DATA FOR THIS TASK:
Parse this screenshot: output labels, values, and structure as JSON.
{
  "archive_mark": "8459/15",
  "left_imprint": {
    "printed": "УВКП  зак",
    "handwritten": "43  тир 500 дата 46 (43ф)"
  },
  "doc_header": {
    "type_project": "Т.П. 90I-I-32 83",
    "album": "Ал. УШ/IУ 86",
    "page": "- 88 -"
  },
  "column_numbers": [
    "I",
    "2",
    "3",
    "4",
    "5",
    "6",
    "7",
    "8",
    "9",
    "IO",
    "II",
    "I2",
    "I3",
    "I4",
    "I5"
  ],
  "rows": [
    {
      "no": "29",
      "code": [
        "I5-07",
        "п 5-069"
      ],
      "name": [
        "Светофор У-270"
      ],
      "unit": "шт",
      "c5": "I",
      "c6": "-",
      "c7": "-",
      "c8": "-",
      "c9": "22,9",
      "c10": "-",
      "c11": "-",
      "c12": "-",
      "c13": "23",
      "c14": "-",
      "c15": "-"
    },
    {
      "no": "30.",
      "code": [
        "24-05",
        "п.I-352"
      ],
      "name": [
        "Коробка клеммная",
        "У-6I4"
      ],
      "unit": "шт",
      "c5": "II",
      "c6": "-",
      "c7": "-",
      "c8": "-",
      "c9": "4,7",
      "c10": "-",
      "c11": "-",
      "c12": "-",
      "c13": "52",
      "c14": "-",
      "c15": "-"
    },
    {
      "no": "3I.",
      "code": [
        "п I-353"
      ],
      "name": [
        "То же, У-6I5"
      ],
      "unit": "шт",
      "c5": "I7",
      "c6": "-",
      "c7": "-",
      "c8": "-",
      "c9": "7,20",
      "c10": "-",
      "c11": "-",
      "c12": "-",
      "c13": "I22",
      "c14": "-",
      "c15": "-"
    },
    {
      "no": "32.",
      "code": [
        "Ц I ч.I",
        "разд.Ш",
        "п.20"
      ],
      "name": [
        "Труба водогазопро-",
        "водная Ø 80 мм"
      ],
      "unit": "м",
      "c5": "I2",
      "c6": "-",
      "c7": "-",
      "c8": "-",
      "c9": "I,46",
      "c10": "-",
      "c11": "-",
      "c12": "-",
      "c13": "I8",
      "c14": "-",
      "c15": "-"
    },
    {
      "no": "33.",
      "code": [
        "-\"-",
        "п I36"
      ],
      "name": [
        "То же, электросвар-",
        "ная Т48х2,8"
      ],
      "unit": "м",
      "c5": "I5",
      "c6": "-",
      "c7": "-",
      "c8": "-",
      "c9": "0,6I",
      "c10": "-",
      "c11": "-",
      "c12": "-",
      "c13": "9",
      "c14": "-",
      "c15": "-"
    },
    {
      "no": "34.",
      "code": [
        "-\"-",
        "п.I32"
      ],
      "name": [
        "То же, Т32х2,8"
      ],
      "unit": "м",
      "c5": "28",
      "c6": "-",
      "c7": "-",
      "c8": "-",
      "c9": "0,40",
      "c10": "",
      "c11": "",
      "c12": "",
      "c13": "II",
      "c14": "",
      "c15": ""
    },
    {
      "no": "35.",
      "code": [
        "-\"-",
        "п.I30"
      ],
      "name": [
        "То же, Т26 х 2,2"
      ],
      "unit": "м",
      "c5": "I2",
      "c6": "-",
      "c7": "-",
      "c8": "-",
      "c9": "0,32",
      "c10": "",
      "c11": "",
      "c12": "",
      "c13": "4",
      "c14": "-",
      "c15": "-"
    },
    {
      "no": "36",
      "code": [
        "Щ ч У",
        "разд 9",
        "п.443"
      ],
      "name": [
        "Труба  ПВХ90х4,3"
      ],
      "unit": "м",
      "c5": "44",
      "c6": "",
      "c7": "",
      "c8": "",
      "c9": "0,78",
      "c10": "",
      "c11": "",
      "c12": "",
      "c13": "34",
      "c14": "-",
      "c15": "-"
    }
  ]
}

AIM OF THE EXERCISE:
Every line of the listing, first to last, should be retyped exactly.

TASK RESULT:
Parse this screenshot: output labels, values, and structure as JSON.
{
  "archive_mark": "8459/15",
  "left_imprint": {
    "printed": "УВКП  зак",
    "handwritten": "43  тир 500 дата 46 (43ф)"
  },
  "doc_header": {
    "type_project": "Т.П. 90I-I-32 83",
    "album": "Ал. УШ/IУ 86",
    "page": "- 88 -"
  },
  "column_numbers": [
    "I",
    "2",
    "3",
    "4",
    "5",
    "6",
    "7",
    "8",
    "9",
    "IO",
    "II",
    "I2",
    "I3",
    "I4",
    "I5"
  ],
  "rows": [
    {
      "no": "29",
      "code": [
        "I5-07",
        "п 5-069"
      ],
      "name": [
        "Светофор У-270"
      ],
      "unit": "шт",
      "c5": "I",
      "c6": "-",
      "c7": "-",
      "c8": "-",
      "c9": "22,9",
      "c10": "-",
      "c11": "-",
      "c12": "-",
      "c13": "23",
      "c14": "-",
      "c15": "-"
    },
    {
      "no": "30.",
      "code": [
        "24-05",
        "п.I-352"
      ],
      "name": [
        "Коробка клеммная",
        "У-6I4"
      ],
      "unit": "шт",
      "c5": "II",
      "c6": "-",
      "c7": "-",
      "c8": "-",
      "c9": "4,7",
      "c10": "-",
      "c11": "-",
      "c12": "-",
      "c13": "52",
      "c14": "-",
      "c15": "-"
    },
    {
      "no": "3I.",
      "code": [
        "п I-353"
      ],
      "name": [
        "То же, У-6I5"
      ],
      "unit": "шт",
      "c5": "I7",
      "c6": "-",
      "c7": "-",
      "c8": "-",
      "c9": "7,20",
      "c10": "-",
      "c11": "-",
      "c12": "-",
      "c13": "I22",
      "c14": "-",
      "c15": "-"
    },
    {
      "no": "32.",
      "code": [
        "Ц I ч.I",
        "разд.Ш",
        "п.20"
      ],
      "name": [
        "Труба водогазопро-",
        "водная Ø 80 мм"
      ],
      "unit": "м",
      "c5": "I2",
      "c6": "-",
      "c7": "-",
      "c8": "-",
      "c9": "I,46",
      "c10": "-",
      "c11": "-",
      "c12": "-",
      "c13": "I8",
      "c14": "-",
      "c15": "-"
    },
    {
      "no": "33.",
      "code": [
        "-\"-",
        "п I36"
      ],
      "name": [
        "То же, электросвар-",
        "ная Т48х2,8"
      ],
      "unit": "м",
      "c5": "I5",
      "c6": "-",
      "c7": "-",
      "c8": "-",
      "c9": "0,6I",
      "c10": "-",
      "c11": "-",
      "c12": "-",
      "c13": "9",
      "c14": "-",
      "c15": "-"
    },
    {
      "no": "34.",
      "code": [
        "-\"-",
        "п.I32"
      ],
      "name": [
        "То же, Т32х2,8"
      ],
      "unit": "м",
      "c5": "28",
      "c6": "-",
      "c7": "-",
      "c8": "-",
      "c9": "0,40",
      "c10": "",
      "c11": "",
      "c12": "",
      "c13": "II",
      "c14": "",
      "c15": ""
    },
    {
      "no": "35.",
      "code": [
        "-\"-",
        "п.I30"
      ],
      "name": [
        "То же, Т26 х 2,2"
      ],
      "unit": "м",
      "c5": "I2",
      "c6": "-",
      "c7": "-",
      "c8": "-",
      "c9": "0,32",
      "c10": "",
      "c11": "",
      "c12": "",
      "c13": "4",
      "c14": "-",
      "c15": "-"
    },
    {
      "no": "36",
      "code": [
        "Щ ч У",
        "разд 9",
        "п.443"
      ],
      "name": [
        "Труба  ПВХ90х4,3"
      ],
      "unit": "м",
      "c5": "44",
      "c6": "",
      "c7": "",
      "c8": "",
      "c9": "0,78",
      "c10": "",
      "c11": "",
      "c12": "",
      "c13": "34",
      "c14": "-",
      "c15": "-"
    }
  ]
}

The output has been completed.